By ANNE GELHAUS | email@example.com
February 7, 2018 at 7:42 am
When the Choral Project decided to stage a concert in honor of Leonard Bernstein’s centennial, the choir was drawn to the composer’s activism as well as his music.
“The Choral Project has always been on the cutting edge,” says Hal Laster, the choir’s general manager, adding that Bernstein “was on the cutting edge of a lot of things: his conducting style, his choice of text.”
The program Choral Project artistic director Daniel Hughes came up with for the Feb. 10 concert “Art of Sound: Bernstein at 100” is a mix of the iconic, with selections from “West Side Story,” and the less familiar, like “So Pretty,” an anti-war song Bernstein wrote with Betty Comden and Adolph Green for a “Broadway for Peace” fundraiser in 1968.
The Choral Project’s concert is one of thousands of musical tributes to Bernstein being staged around the world ahead of what would have been the composer’s 100th birthday on Aug. 25.
“It felt like the appropriate time to recognize the monumental achievements of Bernstein and what he brought to the music world,” Laster says.
Laster, who sings with the choir, is especially looking forward to performing “Chichester Psalms,” Bernstein’s setting of Hebrew psalms.
“I’ve never sung it before, though I’ve heard it many times,” he says. “It’s a real treat for me.”

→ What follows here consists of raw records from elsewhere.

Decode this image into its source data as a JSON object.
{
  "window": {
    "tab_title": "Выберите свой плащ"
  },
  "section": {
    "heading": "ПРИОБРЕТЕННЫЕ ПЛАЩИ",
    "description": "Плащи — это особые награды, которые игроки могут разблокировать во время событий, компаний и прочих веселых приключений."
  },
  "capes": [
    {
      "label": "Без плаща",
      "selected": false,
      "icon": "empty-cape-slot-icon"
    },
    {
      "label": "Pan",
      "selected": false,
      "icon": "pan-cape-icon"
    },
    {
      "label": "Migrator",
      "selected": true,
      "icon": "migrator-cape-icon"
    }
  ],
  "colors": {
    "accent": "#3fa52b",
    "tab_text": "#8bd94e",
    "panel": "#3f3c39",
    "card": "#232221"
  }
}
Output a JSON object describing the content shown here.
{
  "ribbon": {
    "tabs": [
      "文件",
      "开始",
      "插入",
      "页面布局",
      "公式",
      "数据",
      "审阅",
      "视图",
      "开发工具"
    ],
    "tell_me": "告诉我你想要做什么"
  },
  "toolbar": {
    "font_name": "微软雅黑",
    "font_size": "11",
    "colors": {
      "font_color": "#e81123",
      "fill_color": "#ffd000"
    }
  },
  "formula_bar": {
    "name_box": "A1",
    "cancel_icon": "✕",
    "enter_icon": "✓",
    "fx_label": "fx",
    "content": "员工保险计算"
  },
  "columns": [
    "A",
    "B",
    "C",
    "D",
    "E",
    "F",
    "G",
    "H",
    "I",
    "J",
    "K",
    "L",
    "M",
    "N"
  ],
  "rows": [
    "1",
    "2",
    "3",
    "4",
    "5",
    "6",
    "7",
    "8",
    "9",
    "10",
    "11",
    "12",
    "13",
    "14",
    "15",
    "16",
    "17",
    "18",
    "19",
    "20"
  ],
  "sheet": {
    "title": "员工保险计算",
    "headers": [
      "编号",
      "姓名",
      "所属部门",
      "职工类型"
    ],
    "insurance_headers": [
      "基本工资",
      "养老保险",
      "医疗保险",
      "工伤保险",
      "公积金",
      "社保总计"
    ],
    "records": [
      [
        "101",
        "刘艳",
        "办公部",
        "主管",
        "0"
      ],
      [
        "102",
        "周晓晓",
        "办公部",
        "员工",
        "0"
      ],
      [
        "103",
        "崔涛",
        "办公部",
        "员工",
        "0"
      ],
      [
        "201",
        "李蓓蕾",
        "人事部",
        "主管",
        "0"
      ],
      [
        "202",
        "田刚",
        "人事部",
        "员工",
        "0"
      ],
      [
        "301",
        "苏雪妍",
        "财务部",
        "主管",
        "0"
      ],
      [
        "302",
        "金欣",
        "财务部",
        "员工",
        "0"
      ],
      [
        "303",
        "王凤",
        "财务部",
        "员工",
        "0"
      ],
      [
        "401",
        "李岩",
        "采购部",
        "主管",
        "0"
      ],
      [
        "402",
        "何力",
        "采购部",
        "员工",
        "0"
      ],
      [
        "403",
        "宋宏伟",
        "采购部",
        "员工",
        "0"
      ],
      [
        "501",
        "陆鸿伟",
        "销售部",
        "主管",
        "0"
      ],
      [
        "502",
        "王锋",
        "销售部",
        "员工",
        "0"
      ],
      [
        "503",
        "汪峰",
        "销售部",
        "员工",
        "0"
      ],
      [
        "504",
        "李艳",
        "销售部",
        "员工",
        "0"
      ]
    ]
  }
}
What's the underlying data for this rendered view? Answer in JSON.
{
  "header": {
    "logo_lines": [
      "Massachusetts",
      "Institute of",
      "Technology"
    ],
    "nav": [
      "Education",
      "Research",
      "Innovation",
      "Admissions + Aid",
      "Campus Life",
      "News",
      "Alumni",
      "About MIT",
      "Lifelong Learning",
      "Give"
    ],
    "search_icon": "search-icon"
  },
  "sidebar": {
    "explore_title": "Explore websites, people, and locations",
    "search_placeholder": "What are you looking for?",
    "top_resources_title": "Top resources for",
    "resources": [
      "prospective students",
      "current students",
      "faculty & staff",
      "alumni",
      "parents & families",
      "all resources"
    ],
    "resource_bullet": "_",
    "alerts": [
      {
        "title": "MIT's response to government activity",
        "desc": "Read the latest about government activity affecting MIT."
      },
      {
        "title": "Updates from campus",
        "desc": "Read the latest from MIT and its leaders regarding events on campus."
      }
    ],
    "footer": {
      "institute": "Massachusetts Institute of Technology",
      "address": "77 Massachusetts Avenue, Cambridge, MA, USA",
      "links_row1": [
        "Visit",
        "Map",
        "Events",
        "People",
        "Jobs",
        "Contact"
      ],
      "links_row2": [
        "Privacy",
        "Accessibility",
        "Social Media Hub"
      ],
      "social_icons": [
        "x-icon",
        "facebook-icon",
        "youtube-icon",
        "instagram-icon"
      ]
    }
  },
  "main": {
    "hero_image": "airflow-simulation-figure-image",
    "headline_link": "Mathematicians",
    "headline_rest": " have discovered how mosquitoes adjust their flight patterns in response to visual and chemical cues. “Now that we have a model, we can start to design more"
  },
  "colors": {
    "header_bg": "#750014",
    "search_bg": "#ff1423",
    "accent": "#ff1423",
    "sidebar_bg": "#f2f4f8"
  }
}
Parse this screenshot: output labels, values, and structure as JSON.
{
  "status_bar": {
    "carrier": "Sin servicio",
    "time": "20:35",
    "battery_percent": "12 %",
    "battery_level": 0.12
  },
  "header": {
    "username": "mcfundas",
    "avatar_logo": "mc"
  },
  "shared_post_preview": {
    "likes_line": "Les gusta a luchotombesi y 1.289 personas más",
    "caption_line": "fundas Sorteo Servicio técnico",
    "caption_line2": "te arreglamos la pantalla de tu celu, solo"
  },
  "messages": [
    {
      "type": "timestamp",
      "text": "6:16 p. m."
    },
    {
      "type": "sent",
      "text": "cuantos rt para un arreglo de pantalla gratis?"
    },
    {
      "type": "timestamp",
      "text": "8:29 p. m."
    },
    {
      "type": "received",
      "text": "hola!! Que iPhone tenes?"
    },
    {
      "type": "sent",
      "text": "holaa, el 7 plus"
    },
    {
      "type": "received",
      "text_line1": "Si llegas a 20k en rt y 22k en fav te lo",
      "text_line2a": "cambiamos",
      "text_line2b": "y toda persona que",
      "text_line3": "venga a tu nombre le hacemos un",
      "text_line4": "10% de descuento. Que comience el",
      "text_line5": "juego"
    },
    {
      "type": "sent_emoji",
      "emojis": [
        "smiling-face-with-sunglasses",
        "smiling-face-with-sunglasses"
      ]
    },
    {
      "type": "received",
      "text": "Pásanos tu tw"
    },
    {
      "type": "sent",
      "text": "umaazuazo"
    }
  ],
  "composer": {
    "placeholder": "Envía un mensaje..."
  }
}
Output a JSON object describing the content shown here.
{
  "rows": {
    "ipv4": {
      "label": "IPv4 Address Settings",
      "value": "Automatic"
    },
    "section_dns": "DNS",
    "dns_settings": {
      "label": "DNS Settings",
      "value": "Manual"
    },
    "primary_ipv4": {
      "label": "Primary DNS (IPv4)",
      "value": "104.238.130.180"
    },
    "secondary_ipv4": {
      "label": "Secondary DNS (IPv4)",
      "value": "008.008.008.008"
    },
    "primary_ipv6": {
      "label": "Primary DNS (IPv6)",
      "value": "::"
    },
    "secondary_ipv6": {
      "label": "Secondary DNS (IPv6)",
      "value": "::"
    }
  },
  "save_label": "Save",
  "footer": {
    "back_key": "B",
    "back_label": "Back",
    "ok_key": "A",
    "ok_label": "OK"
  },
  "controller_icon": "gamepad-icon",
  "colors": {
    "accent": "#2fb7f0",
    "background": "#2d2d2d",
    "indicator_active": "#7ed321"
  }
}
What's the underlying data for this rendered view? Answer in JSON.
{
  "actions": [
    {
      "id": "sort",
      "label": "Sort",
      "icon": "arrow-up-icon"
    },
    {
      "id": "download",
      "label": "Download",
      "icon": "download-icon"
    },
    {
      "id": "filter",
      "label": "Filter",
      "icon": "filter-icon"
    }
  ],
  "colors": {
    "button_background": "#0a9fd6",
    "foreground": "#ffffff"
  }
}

While the work can be performed with a full orchestra, the Choral Project will be using the composer’s reduced score that calls for accompaniment by harp, percussion and organ. This is in part in deference to the massive pipe organ at Mission Santa Clara, where the concert will be held.
Boy soprano Nick McKee from the Ragazzi Boys Chorus will be the soloist on the second movement of “Chichester Psalms,” based on the “Psalm of David.” Laster says Bernstein “insisted that the solo never be sung by a woman because it represents the boy David.”
Laster says the concert is intended to highlight the multiple genres Bernstein worked in.
“It’s not just classical but Broadway,” he adds. “There are some very well-known works and things not done very often.”
Besides “West Side Story,” Bernstein’s Broadway shows include “Candide,” an operetta with lyrics by Stephen Sondheim, Dorothy Parker and Lillian Hellman, among others. The Choral Project will sing “Glitter and Be Gay” from that 1956 show.
A year prior, Bernstein and Hellman had collaborated on “The Lark,” an adaptation of a French play about the trail of Joan of Arc. The Choral Project’s performance will include some of the French and Latin choruses the composer wrote for the production.
The choir will also sing two movements from “Mass,” which Bernstein wrote to inaugurate the Kennedy Center in 1971. This comes on the heels of last week’s performance of the full work by the Los Angeles Philharmonic and Master Chorale, but Laster says it’s good to have multiple renditions of the composer’s works as part of his centennial celebration.
“The fact that he was able to do all these things deserves to be remembered, even if it is with thousands of performances.”
The Choral Project performs “Art of Sound: Bernstein at 100” Feb. 10 at 8 p.m. at Mission Santa Clara de Asis, 500 El Camino Real, Santa Clara. Tickets are $10-$25 at brownpapertickets.com.